Thursday evening, after almost a full day of delay and social media speculation about whether it would actually happen, The National Archives released over 2,800 previously classified or redacted records related to the 1963 assassination of President John F. Kennedy.

The documents, consisting of files from the FBI, the CIA, the State and Defense departments as well as other agencies involved in the investigation of Kennedy’s assassination were scheduled to be released 25 years after the passage of the President John F. Kennedy Assassination Records Collection Act of 1992. The law called for the records to be made available based on the approval of the president.

President Donald Trump issued a memo to the heads of the executive departments certifying the declassification Thursday, but allowed for the withholding of some records due to national security concerns.  He also noted that some within the agencies expressed reservations and therefore ordered that federal agencies be given 180 days to re-review whether certain documents were related to national security issues and therefore required continued redaction or withholding.
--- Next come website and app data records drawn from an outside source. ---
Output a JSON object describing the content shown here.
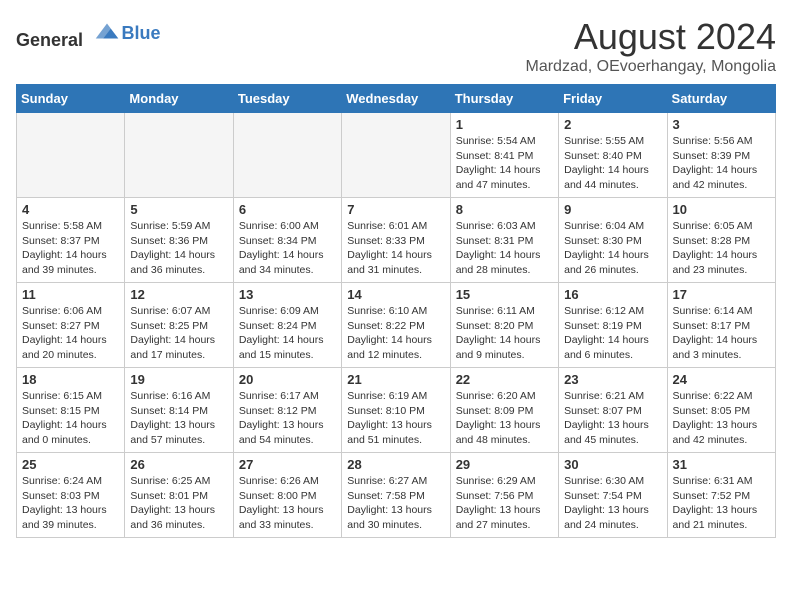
{
  "logo": {
    "general": "General",
    "blue": "Blue"
  },
  "header": {
    "title": "August 2024",
    "subtitle": "Mardzad, OEvoerhangay, Mongolia"
  },
  "weekdays": [
    "Sunday",
    "Monday",
    "Tuesday",
    "Wednesday",
    "Thursday",
    "Friday",
    "Saturday"
  ],
  "weeks": [
    [
      {
        "day": "",
        "info": ""
      },
      {
        "day": "",
        "info": ""
      },
      {
        "day": "",
        "info": ""
      },
      {
        "day": "",
        "info": ""
      },
      {
        "day": "1",
        "info": "Sunrise: 5:54 AM\nSunset: 8:41 PM\nDaylight: 14 hours and 47 minutes."
      },
      {
        "day": "2",
        "info": "Sunrise: 5:55 AM\nSunset: 8:40 PM\nDaylight: 14 hours and 44 minutes."
      },
      {
        "day": "3",
        "info": "Sunrise: 5:56 AM\nSunset: 8:39 PM\nDaylight: 14 hours and 42 minutes."
      }
    ],
    [
      {
        "day": "4",
        "info": "Sunrise: 5:58 AM\nSunset: 8:37 PM\nDaylight: 14 hours and 39 minutes."
      },
      {
        "day": "5",
        "info": "Sunrise: 5:59 AM\nSunset: 8:36 PM\nDaylight: 14 hours and 36 minutes."
      },
      {
        "day": "6",
        "info": "Sunrise: 6:00 AM\nSunset: 8:34 PM\nDaylight: 14 hours and 34 minutes."
      },
      {
        "day": "7",
        "info": "Sunrise: 6:01 AM\nSunset: 8:33 PM\nDaylight: 14 hours and 31 minutes."
      },
      {
        "day": "8",
        "info": "Sunrise: 6:03 AM\nSunset: 8:31 PM\nDaylight: 14 hours and 28 minutes."
      },
      {
        "day": "9",
        "info": "Sunrise: 6:04 AM\nSunset: 8:30 PM\nDaylight: 14 hours and 26 minutes."
      },
      {
        "day": "10",
        "info": "Sunrise: 6:05 AM\nSunset: 8:28 PM\nDaylight: 14 hours and 23 minutes."
      }
    ],
    [
      {
        "day": "11",
        "info": "Sunrise: 6:06 AM\nSunset: 8:27 PM\nDaylight: 14 hours and 20 minutes."
      },
      {
        "day": "12",
        "info": "Sunrise: 6:07 AM\nSunset: 8:25 PM\nDaylight: 14 hours and 17 minutes."
      },
      {
        "day": "13",
        "info": "Sunrise: 6:09 AM\nSunset: 8:24 PM\nDaylight: 14 hours and 15 minutes."
      },
      {
        "day": "14",
        "info": "Sunrise: 6:10 AM\nSunset: 8:22 PM\nDaylight: 14 hours and 12 minutes."
      },
      {
        "day": "15",
        "info": "Sunrise: 6:11 AM\nSunset: 8:20 PM\nDaylight: 14 hours and 9 minutes."
      },
      {
        "day": "16",
        "info": "Sunrise: 6:12 AM\nSunset: 8:19 PM\nDaylight: 14 hours and 6 minutes."
      },
      {
        "day": "17",
        "info": "Sunrise: 6:14 AM\nSunset: 8:17 PM\nDaylight: 14 hours and 3 minutes."
      }
    ],
    [
      {
        "day": "18",
        "info": "Sunrise: 6:15 AM\nSunset: 8:15 PM\nDaylight: 14 hours and 0 minutes."
      },
      {
        "day": "19",
        "info": "Sunrise: 6:16 AM\nSunset: 8:14 PM\nDaylight: 13 hours and 57 minutes."
      },
      {
        "day": "20",
        "info": "Sunrise: 6:17 AM\nSunset: 8:12 PM\nDaylight: 13 hours and 54 minutes."
      },
      {
        "day": "21",
        "info": "Sunrise: 6:19 AM\nSunset: 8:10 PM\nDaylight: 13 hours and 51 minutes."
      },
      {
        "day": "22",
        "info": "Sunrise: 6:20 AM\nSunset: 8:09 PM\nDaylight: 13 hours and 48 minutes."
      },
      {
        "day": "23",
        "info": "Sunrise: 6:21 AM\nSunset: 8:07 PM\nDaylight: 13 hours and 45 minutes."
      },
      {
        "day": "24",
        "info": "Sunrise: 6:22 AM\nSunset: 8:05 PM\nDaylight: 13 hours and 42 minutes."
      }
    ],
    [
      {
        "day": "25",
        "info": "Sunrise: 6:24 AM\nSunset: 8:03 PM\nDaylight: 13 hours and 39 minutes."
      },
      {
        "day": "26",
        "info": "Sunrise: 6:25 AM\nSunset: 8:01 PM\nDaylight: 13 hours and 36 minutes."
      },
      {
        "day": "27",
        "info": "Sunrise: 6:26 AM\nSunset: 8:00 PM\nDaylight: 13 hours and 33 minutes."
      },
      {
        "day": "28",
        "info": "Sunrise: 6:27 AM\nSunset: 7:58 PM\nDaylight: 13 hours and 30 minutes."
      },
      {
        "day": "29",
        "info": "Sunrise: 6:29 AM\nSunset: 7:56 PM\nDaylight: 13 hours and 27 minutes."
      },
      {
        "day": "30",
        "info": "Sunrise: 6:30 AM\nSunset: 7:54 PM\nDaylight: 13 hours and 24 minutes."
      },
      {
        "day": "31",
        "info": "Sunrise: 6:31 AM\nSunset: 7:52 PM\nDaylight: 13 hours and 21 minutes."
      }
    ]
  ]
}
“Executive departments and agencies have proposed to me that certain information should continue to be redacted because of national security, law enforcement, and foreign affairs concerns,” reads the memo from Trump. “I have no choice — today — but to accept those redactions rather than allow potentially irreversible harm to our nation’s security. To further address these concerns, I am also ordering agencies to re-review each and every one of those redactions over the next 180 days.”
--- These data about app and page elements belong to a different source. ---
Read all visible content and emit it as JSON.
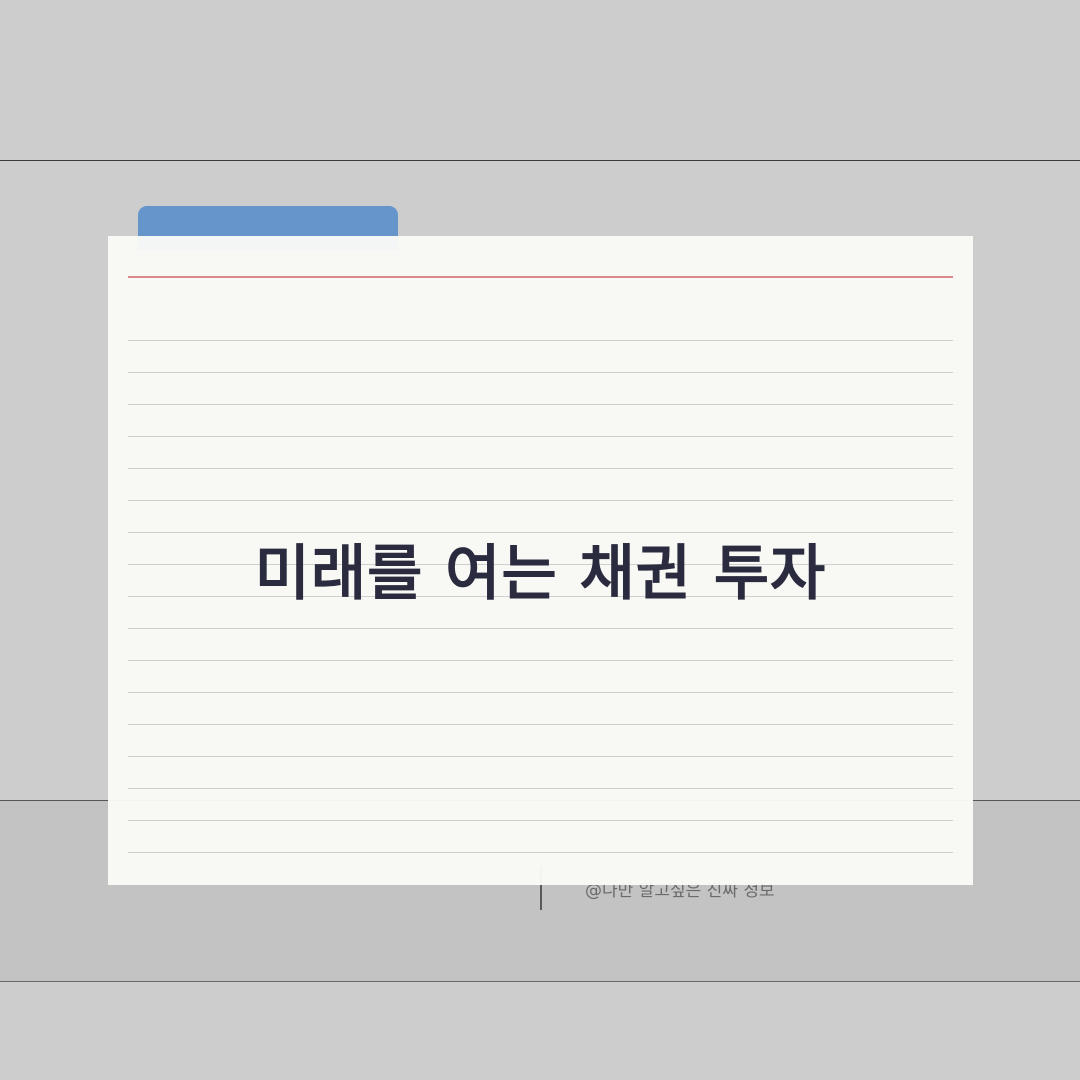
{
  "card": {
    "title": "미래를 여는 채권 투자"
  },
  "footer": {
    "credit": "@나만 알고싶은 진짜 정보"
  }
}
“At the end of that period, I will order the public disclosure of any information that the agencies cannot demonstrate meets the statutory standard for continued postponement of disclosure under [the act],” it continues.
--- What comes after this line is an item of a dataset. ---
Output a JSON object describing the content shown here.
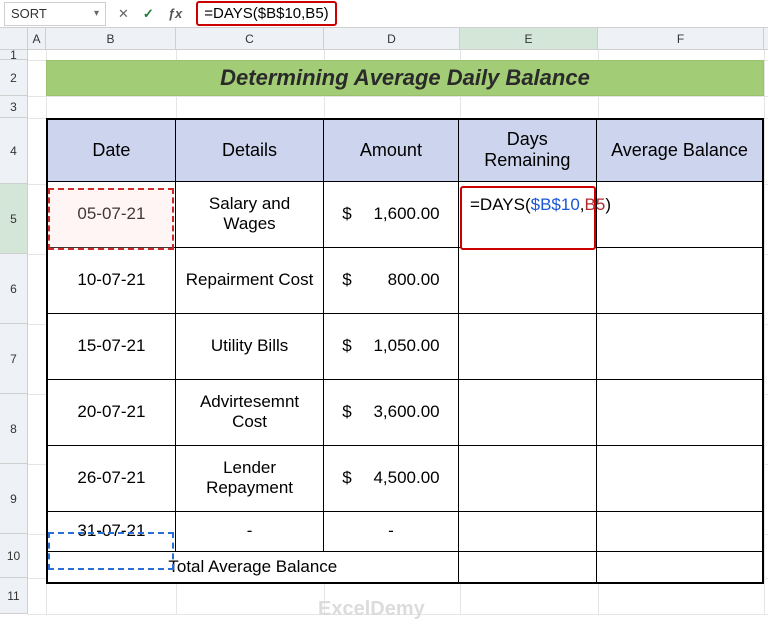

A total of 2,891 records were released and posted to the National Archives’ website, with more expected to be made public following the continued review.

The vast majority of records related to the assassination, approximately 88 percent, have been available since the late 1990s, with an additional 11 percent of the documents released, with redactions, since that time.  Thursday evenings release included some of the remaining files and some of the redacted portions of previously released documents.  

Since President Trump’s announcement that he would likely allow the release of these documents speculation continued to grow as to what the documents would contain.  Scholars, conspiracy theorists and social media commentators all chimed in, with their opinions ranging from proof that Lee Harvey Oswald acted alone to theories that Lyndon B. Johnson or organized crime members ordered the assassination.

On the October 25th broadcast of Spaced Out Radio, when questioned about what they expected the new documents to reveal, movie producer/director Ian Holt and Mark Shaw, author of “The Reporter Who Knew Too much” had differing opinions.  Holt thought the documents might reveal some information on how the anti-Castro movement in Cuba was funded, while Shaw hopes we gain some insight into the lives of Joseph Kennedy, Jack Ruby and Dorothy Kilgallen.  They both agreed that no information that might embarrass the government would come to light.

Regardless of what the released documents might hold, Ian Holt may have summed up the situation best when he said that the knowledge will not come to light in the next few hours and days, but most likely after months of people scouring these documents looking for that unnoticed and overlooked piece of the puzzle.